Brush the tops with any remaining melted butter, then, if you've used yeast allow them to sit on top of the oven for about 15 minutes first. Either way, bake them for 20 minutes till puffy and dark golden on top.
I ate, I would estimate, about an eighth of the pastry dough - it's incredible, and these make so many that you can't possibly feel bad about the diminishing returns. But it's also worth stopping at some point, as these are one of those creations where the finished result honestly tastes even better than the uncooked mixture. Puffy and aggressively buttery, somehow not too sweet, the chocolate just a little smokily scorched from the oven - this is baking nirvana. And a pointed reminder that though I love being on holiday, it's delightful to throw my arms around the kitchen again and give it a big old hug.

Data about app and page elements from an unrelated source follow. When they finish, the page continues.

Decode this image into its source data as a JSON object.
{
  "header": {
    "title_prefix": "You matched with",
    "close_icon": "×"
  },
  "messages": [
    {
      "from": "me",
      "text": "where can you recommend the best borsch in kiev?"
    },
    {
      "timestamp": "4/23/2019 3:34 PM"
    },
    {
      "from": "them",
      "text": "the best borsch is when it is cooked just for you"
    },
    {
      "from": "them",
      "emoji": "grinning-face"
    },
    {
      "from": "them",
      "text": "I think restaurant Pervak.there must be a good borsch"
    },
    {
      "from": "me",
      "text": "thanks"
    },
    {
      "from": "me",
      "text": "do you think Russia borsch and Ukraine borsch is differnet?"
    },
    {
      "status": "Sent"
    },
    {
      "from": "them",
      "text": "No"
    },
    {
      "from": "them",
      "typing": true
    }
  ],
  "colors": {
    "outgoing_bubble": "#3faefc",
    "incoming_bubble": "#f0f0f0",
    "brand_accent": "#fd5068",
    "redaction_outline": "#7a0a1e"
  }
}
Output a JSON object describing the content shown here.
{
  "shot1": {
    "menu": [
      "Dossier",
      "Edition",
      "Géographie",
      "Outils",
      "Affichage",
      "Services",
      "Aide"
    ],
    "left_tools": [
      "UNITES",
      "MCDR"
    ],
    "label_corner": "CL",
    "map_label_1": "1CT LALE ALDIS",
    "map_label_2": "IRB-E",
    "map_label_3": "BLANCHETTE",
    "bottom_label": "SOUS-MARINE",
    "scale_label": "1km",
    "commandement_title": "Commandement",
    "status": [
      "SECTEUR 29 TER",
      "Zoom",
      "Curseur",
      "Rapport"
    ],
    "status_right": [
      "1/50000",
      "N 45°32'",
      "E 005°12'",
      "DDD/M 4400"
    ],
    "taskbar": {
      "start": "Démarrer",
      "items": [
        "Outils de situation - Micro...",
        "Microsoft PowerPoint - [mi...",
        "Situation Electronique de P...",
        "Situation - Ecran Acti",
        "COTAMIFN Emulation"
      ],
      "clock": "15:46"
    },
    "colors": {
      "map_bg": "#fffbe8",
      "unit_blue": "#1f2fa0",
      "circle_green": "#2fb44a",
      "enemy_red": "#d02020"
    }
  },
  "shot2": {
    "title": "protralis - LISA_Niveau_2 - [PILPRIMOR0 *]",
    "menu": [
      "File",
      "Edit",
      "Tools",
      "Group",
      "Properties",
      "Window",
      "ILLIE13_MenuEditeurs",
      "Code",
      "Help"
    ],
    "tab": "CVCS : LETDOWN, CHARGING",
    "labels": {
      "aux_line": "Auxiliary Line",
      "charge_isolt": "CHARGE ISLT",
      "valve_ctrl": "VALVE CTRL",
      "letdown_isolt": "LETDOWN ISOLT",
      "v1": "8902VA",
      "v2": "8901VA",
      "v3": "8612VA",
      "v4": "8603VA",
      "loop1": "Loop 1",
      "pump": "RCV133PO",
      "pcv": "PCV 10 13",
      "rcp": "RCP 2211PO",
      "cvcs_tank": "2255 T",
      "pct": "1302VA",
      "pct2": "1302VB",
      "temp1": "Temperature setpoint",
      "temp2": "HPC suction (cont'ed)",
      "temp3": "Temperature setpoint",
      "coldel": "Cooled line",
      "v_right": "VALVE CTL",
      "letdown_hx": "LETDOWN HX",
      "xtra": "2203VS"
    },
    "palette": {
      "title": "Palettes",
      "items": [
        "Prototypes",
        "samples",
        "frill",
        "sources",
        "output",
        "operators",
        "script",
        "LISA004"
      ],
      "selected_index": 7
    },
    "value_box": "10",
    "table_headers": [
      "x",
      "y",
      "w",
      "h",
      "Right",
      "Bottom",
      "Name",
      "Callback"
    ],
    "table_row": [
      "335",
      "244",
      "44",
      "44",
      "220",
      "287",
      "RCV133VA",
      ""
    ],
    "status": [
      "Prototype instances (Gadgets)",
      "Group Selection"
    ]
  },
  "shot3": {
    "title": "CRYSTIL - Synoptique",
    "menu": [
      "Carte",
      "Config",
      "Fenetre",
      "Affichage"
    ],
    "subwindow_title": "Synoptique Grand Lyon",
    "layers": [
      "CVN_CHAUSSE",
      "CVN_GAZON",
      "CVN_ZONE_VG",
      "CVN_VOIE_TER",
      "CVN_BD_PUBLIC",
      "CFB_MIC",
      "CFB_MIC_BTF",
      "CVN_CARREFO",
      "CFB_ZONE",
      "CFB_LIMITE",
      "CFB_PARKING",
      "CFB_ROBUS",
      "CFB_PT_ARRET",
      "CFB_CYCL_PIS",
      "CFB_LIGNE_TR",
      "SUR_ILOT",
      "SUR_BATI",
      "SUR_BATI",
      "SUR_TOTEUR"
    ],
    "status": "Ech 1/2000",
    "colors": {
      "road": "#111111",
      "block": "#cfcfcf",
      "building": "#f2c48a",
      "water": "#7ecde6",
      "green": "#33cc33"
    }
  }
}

Metaphorically, I mean.
I'll leave it there lest I suddenly get sick again and have to postpone this blog post by yet another day. Thanks for coming back to me, my people! I'ma metaphorically throw my arms around you, too. Actually I think I mean...figuratively? Because it's not a metaphor for anything. No: I really will leave it here, because I feel like my month away from constant writing and self-editing is becoming reeeeeally obvious all of a sudden.
In my haste to get this published, I did - somehow - forget one thing, which is that our friends met Tim and I at the airport at 9am, completely unbeknownst to us, to strew us with garlands and beads and hug us and pretty much make us feel like MUCH better people than we really are. The belovedness was just bouncing off the walls, and we couldn't have fathomed a better way to come home. Friends: we love you. See a few beautiful snaps (please be charitably kind about my blanched, long-haul-flight face) from that morning from clever photographer Sarah-Rose, if you please.
Title via: it's not a song, but it's Judy Garland's quote from The Wizard of Oz, and Judy Garland is flawless perfection, so.
Dark Dark Dark, Daydreaming. With a name like that, I knew I was going to love them. Tim and I saw this band in New Orleans. They're really, really beautiful.
Down In The Treme, by John Boutte. We...were not only staying in the Treme, we also saw John Boutte himself sing this song. Oh, that place. "It'll get you, child", as our host told me knowingly.
Next time: I'm not sure - am looking forward to just regularly cooking again. However, I am on a noble crusade to find a really, really good American biscuit recipe, being so sad that they don't seem to exist here in New Zealand - so if you know of one you can point me in the direction of, I'd be super obliged.